Main Sustainable Development Goals for the Department of Earth Sciences.

In studying the system Earth and other planets, the Earth Sciences contribute to answers on social and economic questions that concern: 

  • the natural means of existence (water, energy, raw materials),
  • the terrestrial environment (including remediation of pollutions),
  • natural hazards and disasters (such as earthquakes, volcanic eruptions, and floods),
  • and the use of terrestrial space (specifically near surface and underground space).

Through our work, we contribute in particular to 4 of the 17 Sustainable Development Goals as set by the United Nations in 2015.

The Earth Sciences are a multidisciplinary science in which the principles and methods of physics, chemistry, geology, biology, mathematics, and computational sciences are integrated. We specifically develop new scientific hypotheses, methods of data analyses, and experimental and observational techniques that enable us to reconstruct and predict the interactive behaviour of the solid Earth, the biosphere, the hydrosphere, and the atmosphere, on scales ranging from seconds to billions of years, and from nanometers to the entire globe. We honour James Hutton’s early insight that "from what has actually been, we have data for concluding with regard to that which is to happen thereafter".

Our research focus is on 4 major aspects of the natural Earth:

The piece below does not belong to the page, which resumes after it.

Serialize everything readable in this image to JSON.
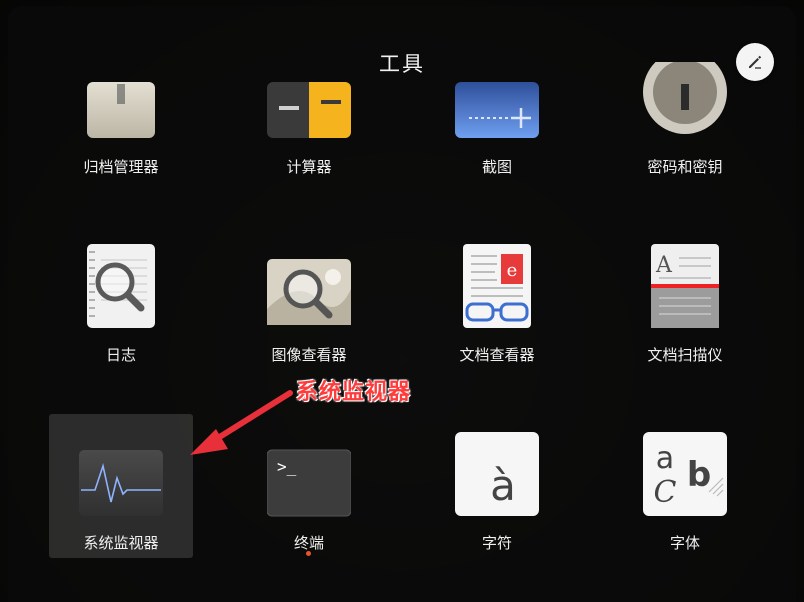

Atomic force microscope image of a slipping zone
4 May 2016
Earth scientists from Utrecht University have started a new project to study nanoparticles in fault rocks.
30 March 2016
Civil Architect Francine Houben and Marine Biologist Sybil Seitzinger were awarded an honorary doctorate.
24 March 2016
For his research at the Royal NIOZ Prof. Dr. Ir. Jaap Sinninghe Damsté was awarded an ERC Advanced Grant valued at 2.5 million euro.
23 February 2016
The Antarctic ice sheet is more vulnerable to increasing global temperatures than previously thought, concludes an international team of researchers in PNAS.